§ **WHAT TO WORK ON**: Report back every line in the data that includes the string "time".

§ **SOURCE MATERIAL**:
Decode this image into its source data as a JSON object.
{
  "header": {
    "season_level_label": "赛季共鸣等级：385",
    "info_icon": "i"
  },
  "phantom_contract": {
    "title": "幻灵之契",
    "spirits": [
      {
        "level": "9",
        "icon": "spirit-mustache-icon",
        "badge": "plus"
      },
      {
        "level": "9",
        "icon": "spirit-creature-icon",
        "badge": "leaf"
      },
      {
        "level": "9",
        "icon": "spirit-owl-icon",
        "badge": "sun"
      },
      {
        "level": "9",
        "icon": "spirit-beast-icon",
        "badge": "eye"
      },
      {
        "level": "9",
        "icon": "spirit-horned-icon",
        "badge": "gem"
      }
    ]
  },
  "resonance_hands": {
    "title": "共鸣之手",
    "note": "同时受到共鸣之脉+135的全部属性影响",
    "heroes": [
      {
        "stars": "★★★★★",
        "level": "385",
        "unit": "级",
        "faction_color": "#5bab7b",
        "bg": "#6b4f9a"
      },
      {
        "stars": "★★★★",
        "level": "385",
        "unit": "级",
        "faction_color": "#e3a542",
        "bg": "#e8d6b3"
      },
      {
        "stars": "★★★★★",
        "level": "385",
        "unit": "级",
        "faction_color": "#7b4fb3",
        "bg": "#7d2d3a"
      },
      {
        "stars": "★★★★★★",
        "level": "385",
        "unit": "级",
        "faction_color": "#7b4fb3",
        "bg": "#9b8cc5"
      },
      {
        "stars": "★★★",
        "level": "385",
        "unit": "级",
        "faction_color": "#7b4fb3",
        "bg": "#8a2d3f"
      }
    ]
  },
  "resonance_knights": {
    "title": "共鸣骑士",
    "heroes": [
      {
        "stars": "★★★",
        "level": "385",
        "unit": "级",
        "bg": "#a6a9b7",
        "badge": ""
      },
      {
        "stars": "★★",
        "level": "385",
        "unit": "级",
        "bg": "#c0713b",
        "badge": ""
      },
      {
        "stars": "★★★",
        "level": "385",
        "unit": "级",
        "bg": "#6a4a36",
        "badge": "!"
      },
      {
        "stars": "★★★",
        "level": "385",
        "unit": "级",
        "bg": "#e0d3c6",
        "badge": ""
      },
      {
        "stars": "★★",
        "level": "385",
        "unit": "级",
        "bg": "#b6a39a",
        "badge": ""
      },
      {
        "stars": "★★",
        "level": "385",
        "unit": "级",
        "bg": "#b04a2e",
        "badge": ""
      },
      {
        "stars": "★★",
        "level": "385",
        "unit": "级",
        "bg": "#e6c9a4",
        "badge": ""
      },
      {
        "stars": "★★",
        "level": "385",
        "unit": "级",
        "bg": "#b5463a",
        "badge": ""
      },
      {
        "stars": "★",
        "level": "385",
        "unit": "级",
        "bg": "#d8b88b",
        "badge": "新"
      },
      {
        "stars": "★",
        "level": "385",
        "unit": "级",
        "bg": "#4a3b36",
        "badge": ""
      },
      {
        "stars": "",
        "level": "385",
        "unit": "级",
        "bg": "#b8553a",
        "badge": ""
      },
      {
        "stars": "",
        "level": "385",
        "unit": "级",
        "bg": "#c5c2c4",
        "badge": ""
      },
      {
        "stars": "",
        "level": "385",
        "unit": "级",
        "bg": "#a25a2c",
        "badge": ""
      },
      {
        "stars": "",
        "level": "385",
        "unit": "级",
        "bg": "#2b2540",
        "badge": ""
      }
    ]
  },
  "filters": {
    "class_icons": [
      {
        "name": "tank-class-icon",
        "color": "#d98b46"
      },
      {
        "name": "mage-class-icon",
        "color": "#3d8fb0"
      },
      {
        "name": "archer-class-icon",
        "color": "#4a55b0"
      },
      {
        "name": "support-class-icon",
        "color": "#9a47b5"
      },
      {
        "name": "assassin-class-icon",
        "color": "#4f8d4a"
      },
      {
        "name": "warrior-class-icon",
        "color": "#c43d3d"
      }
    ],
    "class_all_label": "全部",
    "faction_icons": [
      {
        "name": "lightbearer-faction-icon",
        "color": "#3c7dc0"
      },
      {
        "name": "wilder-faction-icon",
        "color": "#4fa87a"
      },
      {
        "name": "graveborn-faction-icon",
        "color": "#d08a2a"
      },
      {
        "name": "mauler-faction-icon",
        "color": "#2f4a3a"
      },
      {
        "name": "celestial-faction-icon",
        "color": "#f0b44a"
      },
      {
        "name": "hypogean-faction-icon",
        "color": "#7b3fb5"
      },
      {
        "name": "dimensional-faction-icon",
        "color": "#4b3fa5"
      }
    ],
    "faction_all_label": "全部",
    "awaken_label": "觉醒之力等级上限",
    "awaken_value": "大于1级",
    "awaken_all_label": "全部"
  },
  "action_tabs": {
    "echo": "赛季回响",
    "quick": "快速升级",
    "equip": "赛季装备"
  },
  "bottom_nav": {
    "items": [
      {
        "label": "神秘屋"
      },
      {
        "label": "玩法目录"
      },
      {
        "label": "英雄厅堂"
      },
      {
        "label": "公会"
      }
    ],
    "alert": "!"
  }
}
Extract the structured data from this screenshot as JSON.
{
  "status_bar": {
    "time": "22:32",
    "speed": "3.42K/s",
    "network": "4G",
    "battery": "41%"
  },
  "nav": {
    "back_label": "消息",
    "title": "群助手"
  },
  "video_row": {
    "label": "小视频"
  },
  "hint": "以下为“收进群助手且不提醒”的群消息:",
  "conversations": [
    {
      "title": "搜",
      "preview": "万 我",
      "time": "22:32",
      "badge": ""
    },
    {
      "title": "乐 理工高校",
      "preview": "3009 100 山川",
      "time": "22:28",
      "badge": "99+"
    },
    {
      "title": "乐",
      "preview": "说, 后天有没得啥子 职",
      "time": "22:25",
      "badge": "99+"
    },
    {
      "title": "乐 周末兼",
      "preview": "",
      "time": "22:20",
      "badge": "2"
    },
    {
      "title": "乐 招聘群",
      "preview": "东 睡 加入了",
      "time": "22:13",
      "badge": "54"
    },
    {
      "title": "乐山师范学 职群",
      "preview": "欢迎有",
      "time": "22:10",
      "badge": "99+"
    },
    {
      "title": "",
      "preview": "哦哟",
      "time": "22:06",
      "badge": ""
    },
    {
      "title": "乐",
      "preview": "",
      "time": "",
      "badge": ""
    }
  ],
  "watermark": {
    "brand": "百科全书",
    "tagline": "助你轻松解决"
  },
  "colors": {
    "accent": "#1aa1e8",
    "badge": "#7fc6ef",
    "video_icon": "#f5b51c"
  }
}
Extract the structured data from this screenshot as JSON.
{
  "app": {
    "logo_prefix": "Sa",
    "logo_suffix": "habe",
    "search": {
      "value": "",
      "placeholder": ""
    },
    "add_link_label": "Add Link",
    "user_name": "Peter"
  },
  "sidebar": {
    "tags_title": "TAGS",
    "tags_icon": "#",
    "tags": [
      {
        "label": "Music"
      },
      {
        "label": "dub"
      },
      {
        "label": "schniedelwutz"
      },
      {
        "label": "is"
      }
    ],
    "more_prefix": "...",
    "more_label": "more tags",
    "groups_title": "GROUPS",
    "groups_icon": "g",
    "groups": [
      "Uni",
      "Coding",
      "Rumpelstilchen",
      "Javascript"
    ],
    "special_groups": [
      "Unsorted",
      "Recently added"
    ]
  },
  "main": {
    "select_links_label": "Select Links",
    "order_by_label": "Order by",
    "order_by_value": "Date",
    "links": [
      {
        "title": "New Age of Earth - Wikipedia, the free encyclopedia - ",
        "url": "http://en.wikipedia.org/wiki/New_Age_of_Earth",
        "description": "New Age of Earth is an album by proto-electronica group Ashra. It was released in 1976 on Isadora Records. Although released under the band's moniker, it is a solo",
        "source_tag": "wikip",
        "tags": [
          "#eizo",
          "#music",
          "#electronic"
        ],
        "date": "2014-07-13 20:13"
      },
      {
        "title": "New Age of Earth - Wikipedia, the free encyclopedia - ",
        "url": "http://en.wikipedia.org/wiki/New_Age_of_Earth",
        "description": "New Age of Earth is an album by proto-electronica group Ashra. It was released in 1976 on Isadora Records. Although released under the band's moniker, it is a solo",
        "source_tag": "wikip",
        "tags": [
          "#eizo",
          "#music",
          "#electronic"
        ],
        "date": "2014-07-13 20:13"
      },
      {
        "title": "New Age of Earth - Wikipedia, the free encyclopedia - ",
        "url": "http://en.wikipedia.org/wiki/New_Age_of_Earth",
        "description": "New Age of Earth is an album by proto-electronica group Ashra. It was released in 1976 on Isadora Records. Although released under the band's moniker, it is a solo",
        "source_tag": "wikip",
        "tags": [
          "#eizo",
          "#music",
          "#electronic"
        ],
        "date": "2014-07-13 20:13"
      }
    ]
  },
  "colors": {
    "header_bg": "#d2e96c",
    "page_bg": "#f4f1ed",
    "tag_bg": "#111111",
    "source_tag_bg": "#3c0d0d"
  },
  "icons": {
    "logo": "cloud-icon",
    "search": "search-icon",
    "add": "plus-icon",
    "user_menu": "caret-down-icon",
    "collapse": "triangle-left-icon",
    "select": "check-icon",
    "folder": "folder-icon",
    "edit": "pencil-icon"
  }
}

§ **SOLUTION TO THIS EXERCISE**:
    "time": "22:32",
      "time": "22:32",
      "time": "22:28",
      "time": "22:25",
      "time": "22:20",
      "time": "22:13",
      "time": "22:10",
      "time": "22:06",
      "time": "",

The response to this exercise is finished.